Date of this Version
A resource flock of 362 F2 lambs provided phenotypic and genotypic data to estimate effects of callipyge ( CLPG) genotypes on growth, slaughter, and carcass traits. Lambs were serially slaughtered in six groups at 3-wk intervals starting at 23 wk of age to allow comparisons at different end points. Probabilities of CLPG genotypes were calculated at a position 86 cM from the most centromeric marker of chromosome 18. A contrast of CLPG genotypic effects, based on the paternal polar over-dominance model, was used to evaluate callipyge and normal phenotypes. Relationships of traits with slaughter age, carcass weight, or 12th-rib fat depth for callipyge and normal phenotypic groups were estimated by regression. callipyge and normal lambs did not differ for growth traits measured from birth to slaughter.
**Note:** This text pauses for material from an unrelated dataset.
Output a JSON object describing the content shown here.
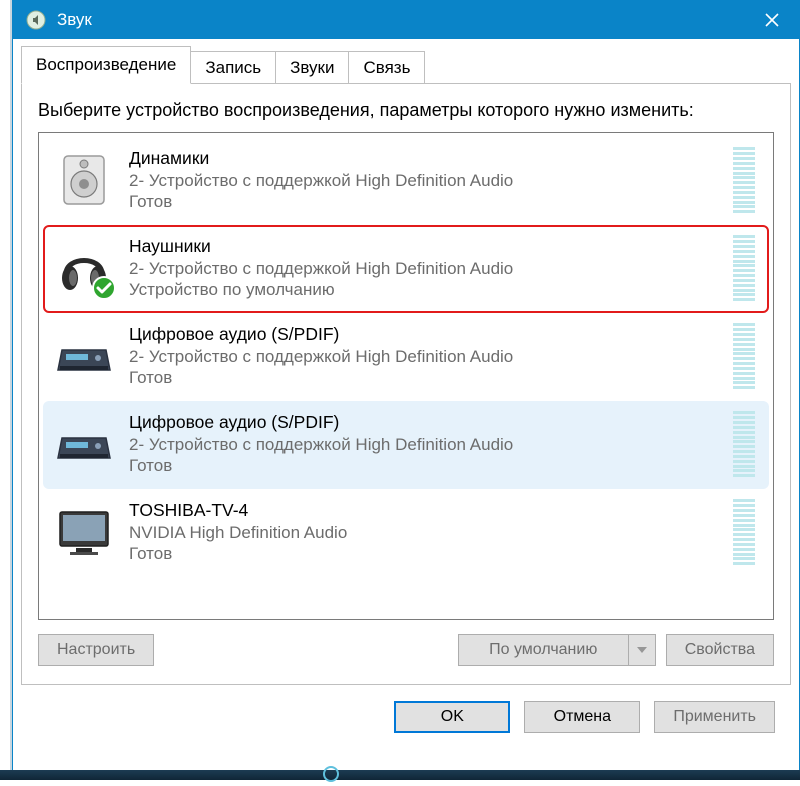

Callipyge lambs produced 55.9% of live weight as chilled carcass weight compared with 51.7% for normal lambs at the same mean live weight of 48.32 kg. Lighter pelt, kidney-pelvic fat, and liver weights contributed to this advantage of callipyge lambs for dressing percentage ( P < .001). Estimated accretion rates of carcass protein at the mean slaughter age were 12.5 and 10.2 g/d for callipyge and normal carcasses, respectively. Corresponding values for carcass fat were 35.2 and 42.1 g/d. Compositional differences in favor of callipyge carcasses were detected at constant values of slaughter age, carcass weight, and 12th-rib fat depth. Callipyge carcasses had 2.56 kg greater fat-free lean and 1.39 kg less fat than normal carcasses at the same mean age of 214.9 d (P < .001). The majority of these differences were established before the initial group was slaughtered and were maintained as age increased. Callipyge carcasses consisted of 24.3% fat and 71.3% fat-free lean, compared with 31.5 and 64.0% for normal carcasses at 25.6 kg of carcass weight. When evaluated at .49 cm of 12th-rib fat depth, callipyge lambs were 15.4 d older and produced 4.1 kg heavier carcasses with 4.3% less fat ( P < .001). Effects of CLPG genotypic groups on carcass composition were greater than virtually all reported breed substitution effects. Use of the CLPG mutant allele in structured mating systems can dramatically increase production of lean lamb.